by Christopher Dodson,
Executive Director, North Dakota Catholic Conference
November 2001

Sometime soon, Governor John Hoeven will call a special legislative session so that the Legislative Assembly can establish new legislative districts. The redrawing of district lines is required every ten years so that the districts are roughly equal in population. This “one person, one vote” goal is admirable and furthers the cause of justice. However, the actual process of redistricting is often less than laudable and characterized by partisan politics, self-preservation, and backroom dealings.

How should Catholics respond to redistricting? The issue, for some, may seemed far removed from Catholic social teaching than, for example, abortion or the death penalty. However, we are called as Christians to turn to our faith when addressing any issue and some principles of Catholic social teaching can help guide us.

Perhaps the principles most applicable are the common good and solidarity. In all matters, including redistricting, we must pursue the common good in solidarity with all peoples. This is not a time for regional in-fighting. We must ask whether the redistricting plan brings the people of the state together, even while recognizing and respecting differences that may exist.

The principles of the common good and solidarity also dictate that legislative redistricting should be void of partisan politics. For some in the legislature it is impossible to take any action without concern for how it affects his or her political party. Furthering the cause of the party, however, is necessarily divisive and contrary to the common good.

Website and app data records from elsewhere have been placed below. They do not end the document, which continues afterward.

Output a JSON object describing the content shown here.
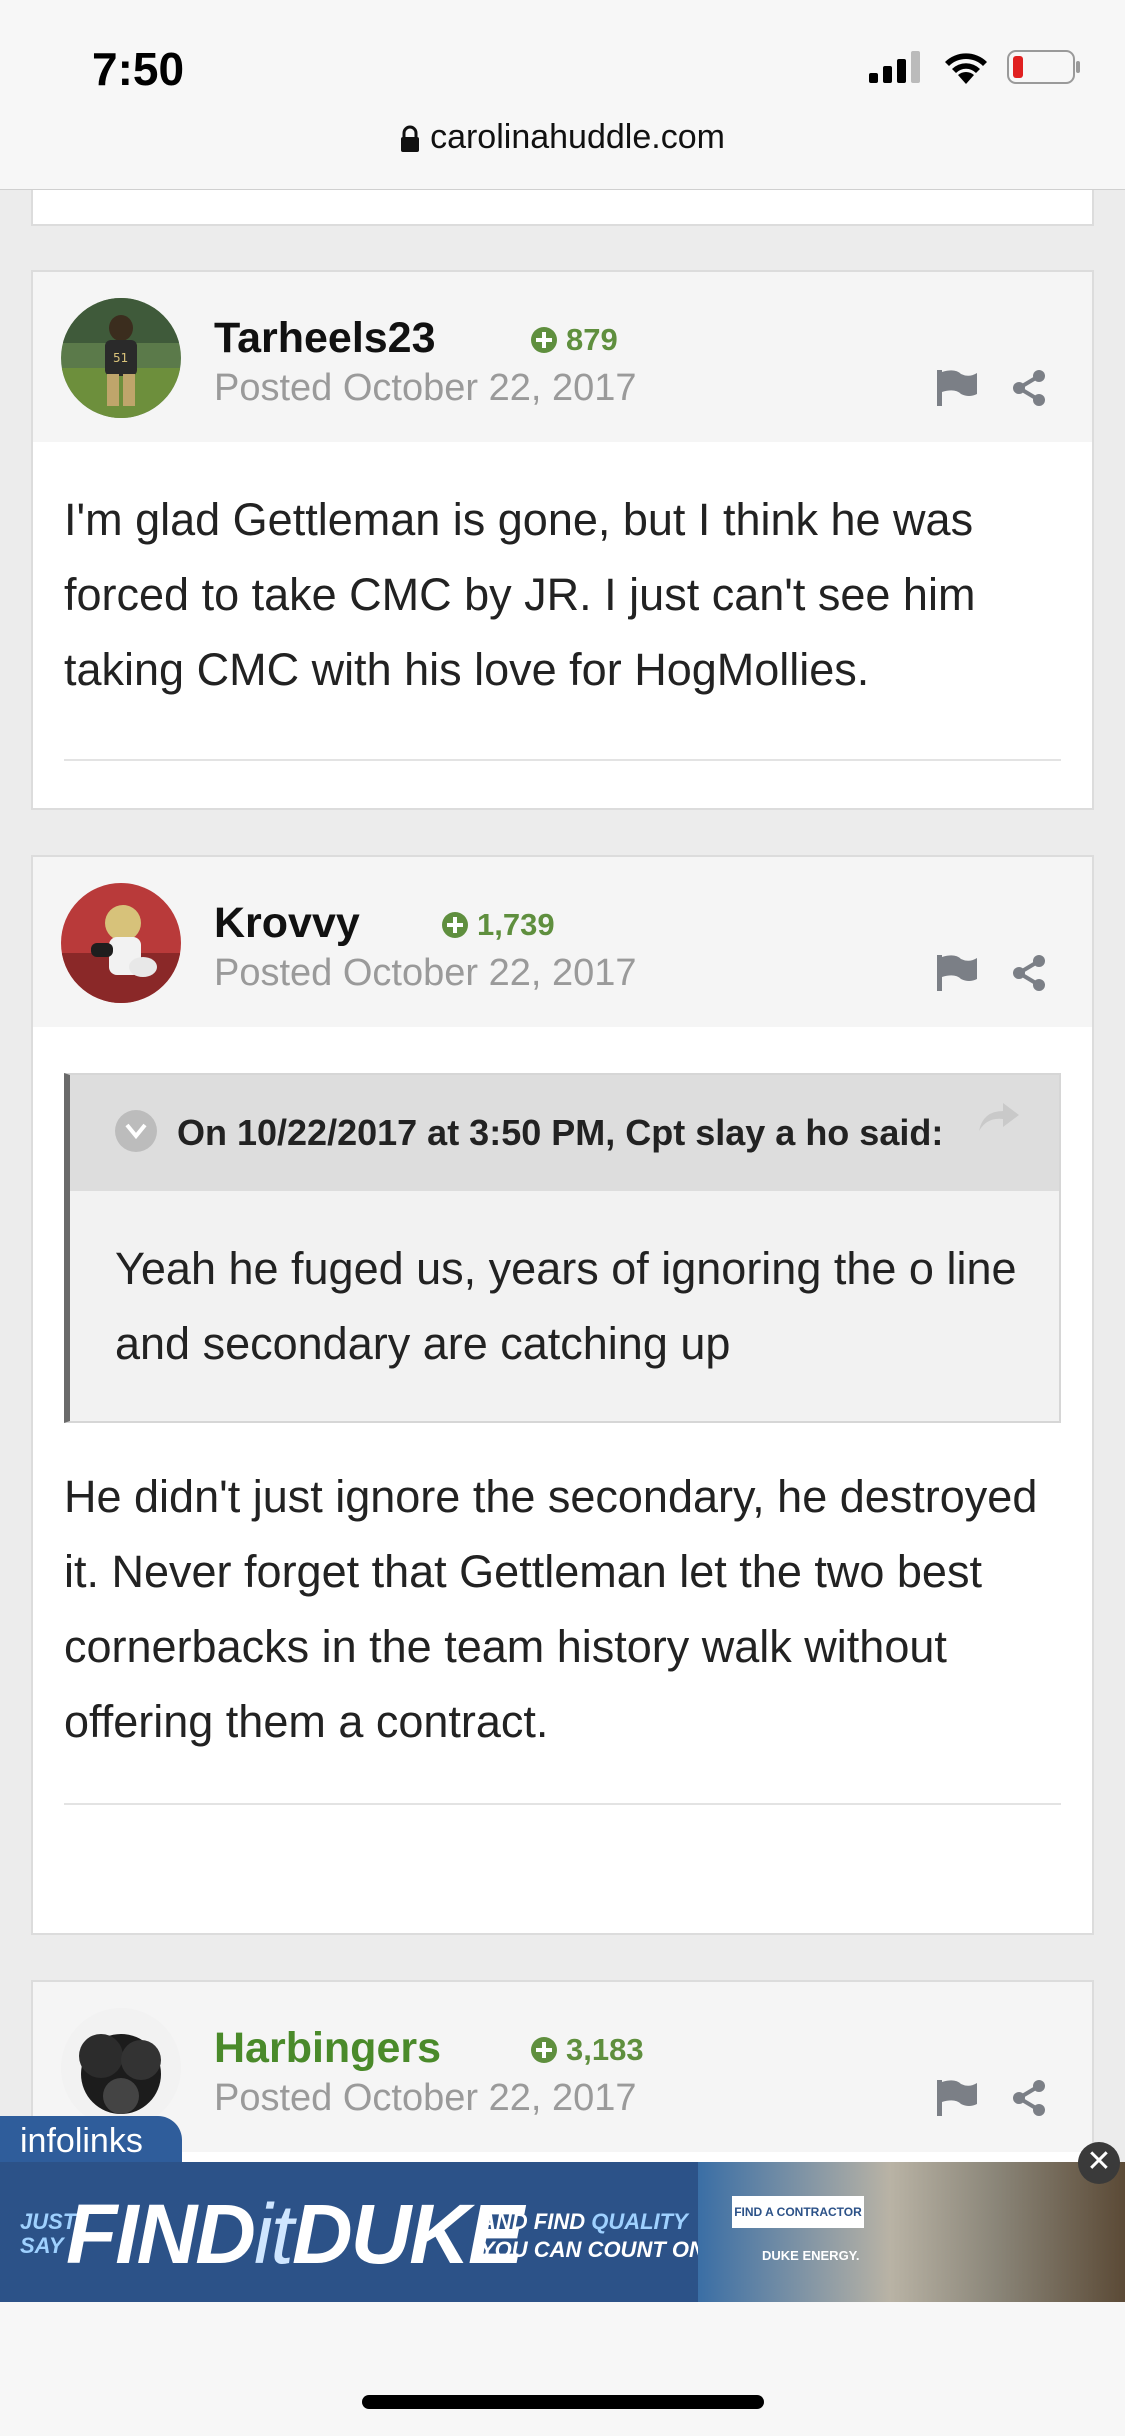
{
  "status_bar": {
    "time": "7:50"
  },
  "browser": {
    "url": "carolinahuddle.com"
  },
  "posts": [
    {
      "username": "Tarheels23",
      "reputation": "879",
      "posted": "Posted October 22, 2017",
      "content": "I'm glad Gettleman is gone, but I think he was forced to take CMC by JR. I just can't see him taking CMC with his love for HogMollies."
    },
    {
      "username": "Krovvy",
      "reputation": "1,739",
      "posted": "Posted October 22, 2017",
      "quote": {
        "citation": "On 10/22/2017 at 3:50 PM, Cpt slay a ho said:",
        "text": "Yeah he fuged us, years of ignoring the o line and secondary are catching up"
      },
      "content": "He didn't just ignore the secondary, he destroyed it. Never forget that Gettleman let the two best cornerbacks in the team history walk without offering them a contract."
    },
    {
      "username": "Harbingers",
      "reputation": "3,183",
      "posted": "Posted October 22, 2017"
    }
  ],
  "ad": {
    "network": "infolinks",
    "just_say": "JUST SAY",
    "find": "FIND",
    "it": "it",
    "brand": "DUKE",
    "tagline_prefix": "AND FIND ",
    "tagline_quality": "QUALITY",
    "tagline_suffix": "YOU CAN COUNT ON.",
    "cta": "FIND A CONTRACTOR",
    "logo": "DUKE ENERGY.",
    "close": "✕"
  },
  "icons": [
    "lock-icon",
    "signal-icon",
    "wifi-icon",
    "battery-icon",
    "plus-circle-icon",
    "flag-icon",
    "share-icon",
    "chevron-down-icon",
    "reply-arrow-icon",
    "close-icon"
  ]
}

The process of redistricting in North Dakota, which is left to the legislature, makes it difficult to remove partisanship from the process. The party in the majority will be able to control the next district map. To some people, this makes sense since the voters put them there. However, the argument is logically flawed since voters elect individuals, not a party. In the end, the process demands virtuous conduct by legislators to ensure that they set aside partisan sympathies when creating the new districts.

It follows also that redistricting is not about preservation of one’s seat in the legislature. We need legislators who are better than that.

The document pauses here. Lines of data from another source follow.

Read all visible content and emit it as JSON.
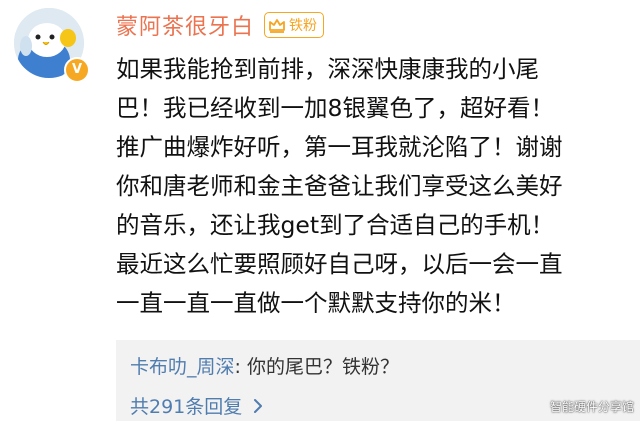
{
  "user": {
    "name": "蒙阿茶很牙白",
    "badge_label": "铁粉",
    "avatar_icon": "parrot-avatar-icon",
    "verified_icon": "verified-v-icon",
    "verified_mark": "V"
  },
  "post": {
    "lines": [
      "如果我能抢到前排，深深快康康我的小尾",
      "巴！我已经收到一加8银翼色了，超好看！",
      "推广曲爆炸好听，第一耳我就沦陷了！谢谢",
      "你和唐老师和金主爸爸让我们享受这么美好",
      "的音乐，还让我get到了合适自己的手机！",
      "最近这么忙要照顾好自己呀，以后一会一直",
      "一直一直一直做一个默默支持你的米！"
    ]
  },
  "reply": {
    "author": "卡布叻_周深",
    "text": ": 你的尾巴？铁粉？",
    "more_label": "共291条回复"
  },
  "watermark": "智能硬件分享馆",
  "colors": {
    "username": "#eb7350",
    "link": "#507daf",
    "badge": "#f5a623",
    "reply_bg": "#f2f2f2"
  }
}
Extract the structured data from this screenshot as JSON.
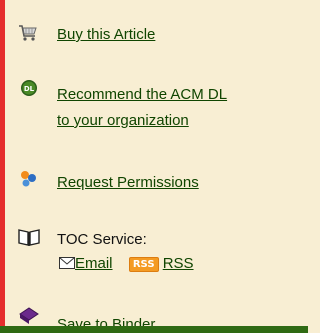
{
  "links": {
    "buy_article": "Buy this Article",
    "recommend_line1": "Recommend the ACM DL",
    "recommend_line2": "to your organization",
    "request_permissions": "Request Permissions",
    "save_to_binder": "Save to Binder"
  },
  "toc": {
    "label": "TOC Service:",
    "email": "Email",
    "rss_badge": "RSS",
    "rss": "RSS"
  },
  "icons": {
    "buy": "shopping-cart-icon",
    "recommend": "dl-badge-icon",
    "permissions": "permissions-icon",
    "toc": "open-book-icon",
    "email": "envelope-icon",
    "rss": "rss-badge-icon",
    "binder": "binder-icon"
  },
  "colors": {
    "link": "#104500",
    "background": "#f8eed3",
    "left_rule": "#e52d2d",
    "bottom_bar": "#2f6a13",
    "rss": "#f49b23"
  }
}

Two principles from Catholic social teaching -- subsidiarity and the call to community -- call us to respect local communities and their differences when redistricting. In this respect, need to act for the common good must be balanced with the need to respect geographical and cultural differences. The two principles, however, do not necessarily conflict. District lines can be drawn that do not unnecessarily divide communities or diminish the influence of small distinct communities.

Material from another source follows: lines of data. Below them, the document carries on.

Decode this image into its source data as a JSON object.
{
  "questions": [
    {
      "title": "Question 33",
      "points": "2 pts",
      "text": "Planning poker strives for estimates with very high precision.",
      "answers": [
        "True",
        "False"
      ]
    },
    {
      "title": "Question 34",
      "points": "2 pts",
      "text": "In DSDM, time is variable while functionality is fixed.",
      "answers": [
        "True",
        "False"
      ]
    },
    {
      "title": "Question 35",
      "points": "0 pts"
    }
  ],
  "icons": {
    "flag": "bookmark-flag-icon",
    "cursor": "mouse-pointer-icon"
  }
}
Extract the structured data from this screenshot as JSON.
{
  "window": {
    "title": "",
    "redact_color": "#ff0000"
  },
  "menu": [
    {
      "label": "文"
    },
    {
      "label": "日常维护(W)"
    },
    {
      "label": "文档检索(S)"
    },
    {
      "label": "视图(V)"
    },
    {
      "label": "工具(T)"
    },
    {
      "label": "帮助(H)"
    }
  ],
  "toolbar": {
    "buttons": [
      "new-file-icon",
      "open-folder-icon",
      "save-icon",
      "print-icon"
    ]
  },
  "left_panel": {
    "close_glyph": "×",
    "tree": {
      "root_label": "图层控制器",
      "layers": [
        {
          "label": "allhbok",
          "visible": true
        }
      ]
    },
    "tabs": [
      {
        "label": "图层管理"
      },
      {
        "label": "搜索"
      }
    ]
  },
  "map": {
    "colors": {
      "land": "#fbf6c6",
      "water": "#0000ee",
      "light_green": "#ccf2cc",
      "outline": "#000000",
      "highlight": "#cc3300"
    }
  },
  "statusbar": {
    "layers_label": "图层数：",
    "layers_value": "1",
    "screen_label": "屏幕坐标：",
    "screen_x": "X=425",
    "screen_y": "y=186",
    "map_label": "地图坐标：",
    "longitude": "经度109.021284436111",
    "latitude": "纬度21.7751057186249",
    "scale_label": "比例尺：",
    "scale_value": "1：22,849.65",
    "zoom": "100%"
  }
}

The principle, however, raises the question of how many districts there should be and how big is too big. When answering this question, the economic cost of the number of districts should be secondary to the more important issue of whether the number furthers the common good subsidiarity.

Finally, the preferential option for the poor causes us to ask whether the least among us are adversely affected by the redistricting plan. Do poorer and minority communities have a voice or is it diluted within the broader district? Are rural communities still represented or have they been thrown in with the larger and more politically influential towns?

All North Dakotans should look at the proposed redistricting in light of these and other principles from Catholic teaching and contact their legislators with their thoughts.